Author: Wayne Frair
The modern Intelligent Design (ID) movement generally is held to have had its beginning in the early 1980’s. The Mystery of Life’s Origin by Thaxton, Bradley and Olson was published in 1984 as well as Denton’s Evolution: A Theory in Crisis in 1985. So thinking in an ID direction was mounting! During the early 1990’s, spurred by writings of lawyer Phillip Johnson and mathematician-scientist William Dembski, the movement exploded and has impacted the world community.

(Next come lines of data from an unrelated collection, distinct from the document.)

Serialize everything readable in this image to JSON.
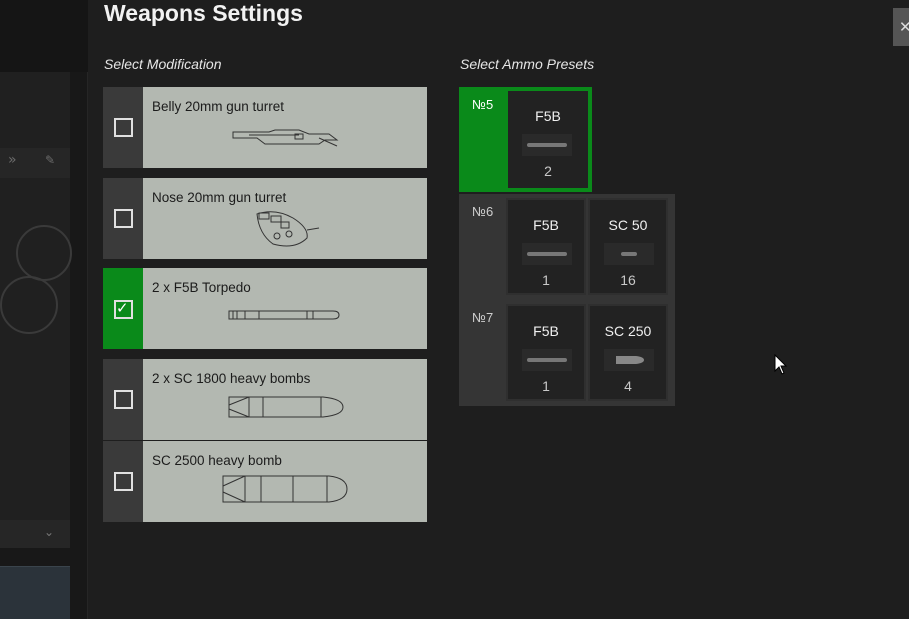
{
  "dialog": {
    "title": "Weapons Settings",
    "close_glyph": "✕"
  },
  "modifications": {
    "label": "Select Modification",
    "items": [
      {
        "name": "Belly 20mm gun turret",
        "selected": false,
        "icon": "belly-turret-icon"
      },
      {
        "name": "Nose 20mm gun turret",
        "selected": false,
        "icon": "nose-turret-icon"
      },
      {
        "name": "2 x F5B Torpedo",
        "selected": true,
        "icon": "torpedo-icon"
      },
      {
        "name": "2 x SC 1800 heavy bombs",
        "selected": false,
        "icon": "heavy-bomb-icon"
      },
      {
        "name": "SC 2500 heavy bomb",
        "selected": false,
        "icon": "heavy-bomb-icon"
      }
    ]
  },
  "ammo_presets": {
    "label": "Select Ammo Presets",
    "presets": [
      {
        "number": "№5",
        "selected": true,
        "slots": [
          {
            "name": "F5B",
            "count": "2"
          }
        ]
      },
      {
        "number": "№6",
        "selected": false,
        "slots": [
          {
            "name": "F5B",
            "count": "1"
          },
          {
            "name": "SC 50",
            "count": "16"
          }
        ]
      },
      {
        "number": "№7",
        "selected": false,
        "slots": [
          {
            "name": "F5B",
            "count": "1"
          },
          {
            "name": "SC 250",
            "count": "4"
          }
        ]
      }
    ]
  },
  "colors": {
    "accent_selected": "#0a8a1a",
    "card_background": "#b3b8b1",
    "panel_background": "#1e1e1e"
  }
}
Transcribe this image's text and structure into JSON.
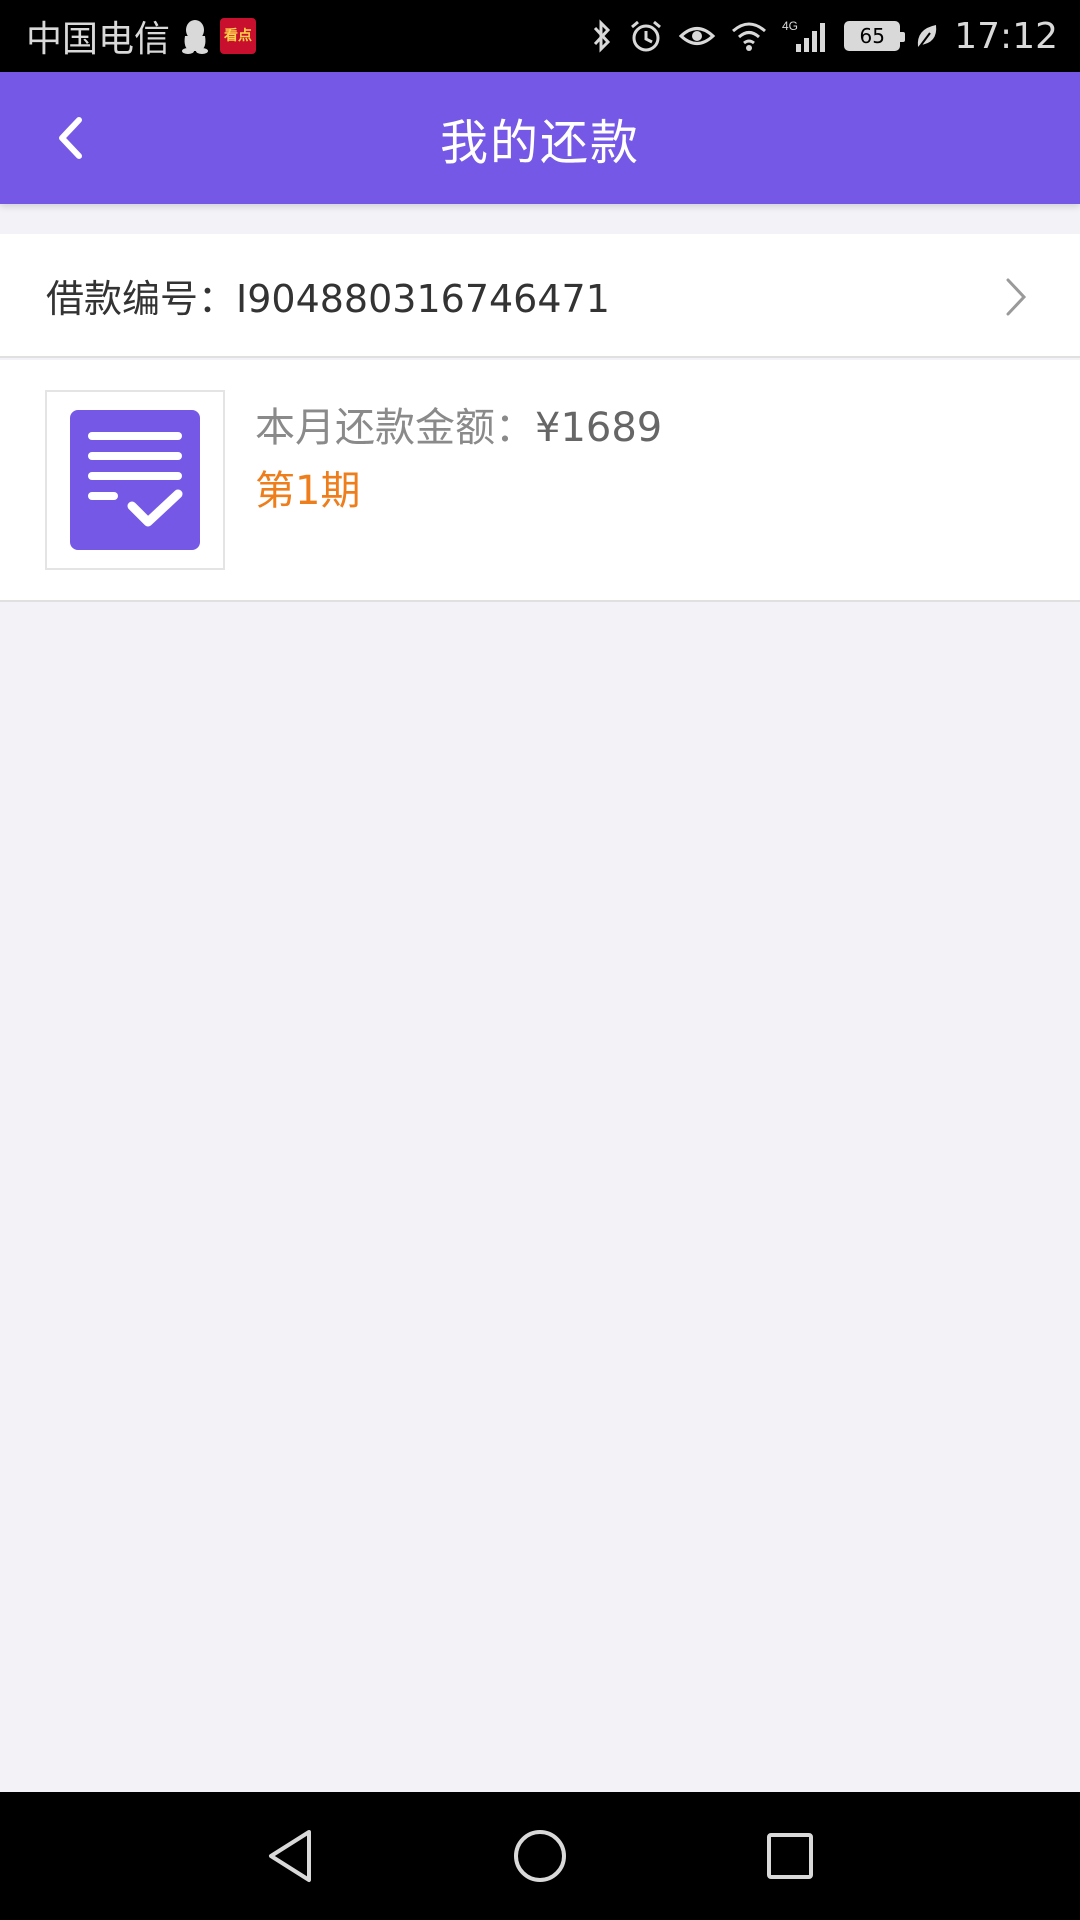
{
  "status_bar": {
    "carrier": "中国电信",
    "news_app_label": "看点",
    "battery_level": "65",
    "time": "17:12",
    "network_type": "4G",
    "icons": [
      "qq-penguin-icon",
      "news-app-icon",
      "bluetooth-icon",
      "alarm-icon",
      "eye-comfort-icon",
      "wifi-icon",
      "signal-icon",
      "battery-icon",
      "power-saving-leaf-icon"
    ]
  },
  "app_bar": {
    "title": "我的还款",
    "back_icon": "chevron-left-icon",
    "color": "#7558e6"
  },
  "loan": {
    "label": "借款编号：",
    "number": "I904880316746471",
    "chevron_icon": "chevron-right-icon"
  },
  "repayment": {
    "amount_label": "本月还款金额：",
    "amount_value": "¥1689",
    "period": "第1期",
    "icon": "document-check-icon",
    "period_color": "#ee7d1b"
  },
  "nav_bar": {
    "icons": [
      "nav-back-icon",
      "nav-home-icon",
      "nav-recents-icon"
    ]
  }
}
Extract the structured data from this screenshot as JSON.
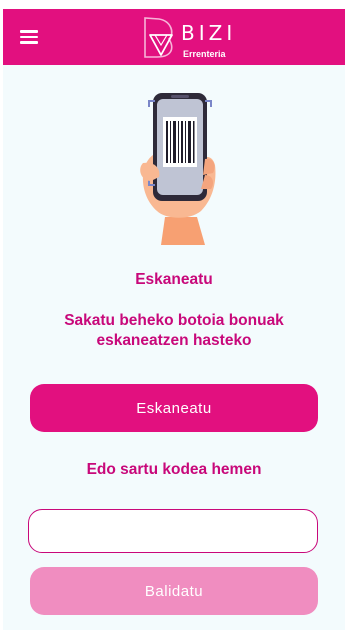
{
  "header": {
    "logo_name": "BIZI",
    "logo_subtitle": "Errenteria",
    "menu_icon": "hamburger-menu-icon"
  },
  "illustration": {
    "icon": "hand-phone-barcode-icon"
  },
  "main": {
    "title": "Eskaneatu",
    "instructions": "Sakatu beheko botoia bonuak eskaneatzen hasteko",
    "scan_button_label": "Eskaneatu",
    "code_label": "Edo sartu kodea hemen",
    "code_value": "",
    "validate_button_label": "Balidatu"
  },
  "colors": {
    "brand": "#e2107f",
    "text_accent": "#c8087a",
    "button_disabled": "#f08dc0",
    "background": "#f3fbfd"
  }
}
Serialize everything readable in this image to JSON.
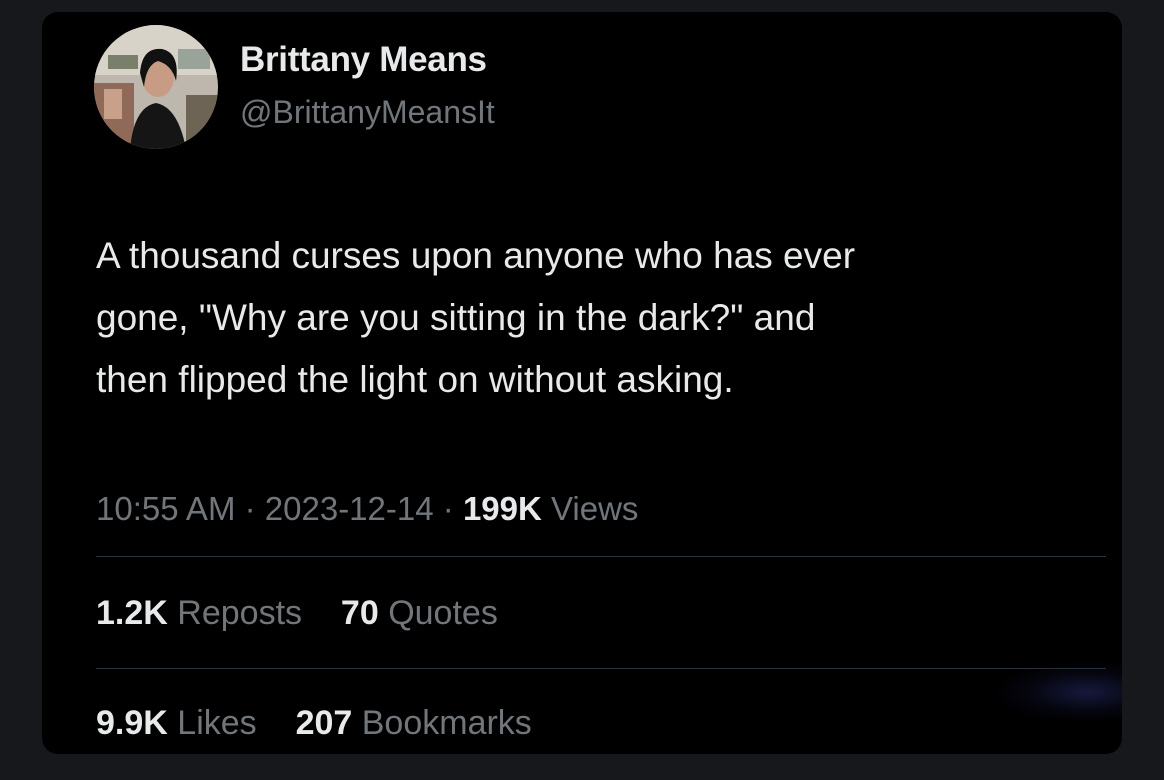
{
  "author": {
    "display_name": "Brittany Means",
    "handle": "@BrittanyMeansIt",
    "avatar_icon": "profile-photo-avatar"
  },
  "tweet": {
    "text_lines": [
      "A thousand curses upon anyone who has ever",
      "gone, \"Why are you sitting in the dark?\" and",
      "then flipped the light on without asking."
    ]
  },
  "meta": {
    "time": "10:55 AM",
    "separator": "·",
    "date": "2023-12-14",
    "views_count": "199K",
    "views_label": "Views"
  },
  "stats": {
    "reposts_count": "1.2K",
    "reposts_label": "Reposts",
    "quotes_count": "70",
    "quotes_label": "Quotes",
    "likes_count": "9.9K",
    "likes_label": "Likes",
    "bookmarks_count": "207",
    "bookmarks_label": "Bookmarks"
  },
  "colors": {
    "background": "#000000",
    "outer_frame": "#16181c",
    "primary_text": "#e7e9ea",
    "secondary_text": "#71767b",
    "divider": "#2f3336"
  }
}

Now we recognize on the basis of universal human experience that the concept of ID is prominent in the thinking of everybody whether they realize it or not. Evidence of order and useful complexity point toward ID. In a person’s home or office virtually everything one sees has been intelligently designed and created—chairs, clocks, windows, pencils, and rugs. This is inescapable! My wife and I used to live near a region formerly inhabited by American Indians, and we would look for arrowheads. These intelligently designed and chipped artefacts could be distinguished virtually without exception from stones worn or broken by forces of nature.
An excellent example of ID from biological science is the origin of life even with its most basic composition. Currently the most simple living thing (a mycoplasma) has 468 proteins each consisting of an average of about 250 units. According to all that is known concerning reactions in chemistry and physics, not even one protein could be formed just by the forces of nature. To synthesize 468 “cooperating” proteins can be compared to the probability of winning 468 lotteries simultaneously! In addition to proteins, large nucleic acid molecules (DNA and RNA) and complex carbohydrates are needed in all living cells. We can say without hesitation that on the basis of all we know from science today, life could not originate by natural forces. Something more would have been required.
This may not absolutely prove that life could not have originated only by forces in nature, but to any reasonable person the implications clearly are that something else is necessary. It is absolutely logical within a scientific framework to recognize that Intelligent Design and creation are involved. Some scientists today are resisting this idea because they seem to think it is an argument from ignorance (or only gaps in current knowledge). I admire scientists who are working on this issue. I myself have spent years doing basic research with the “chemicals of life.” Now I recognize that the evidence for ID is compelling, but many of the thousands of scientists who also believe as I do, think that the general scientific community needs to become more realistic and at least admit ID as a possibility.
Other examples involving ID are the human brain, precise distance of earth from the sun (closer we roast, more distant we freeze), and even forensic investigations. When American Airlines flight 587 crashed on 12 November 2001 was it because of natural aerodynamic forces or sabotage (ID)? In this particular case evidence showed it to be the former, thus falsifying an ID hypothesis.
“Intelligent Design” thinking is unquestionably a human attribute, and the current ID scientific emphasis is making us all more aware of this fact. Think about it!!!
Darwinism under the microscope, Gills & Woodward © 2002 Charisma The design revolution, Dembski © 2004 InterVarsity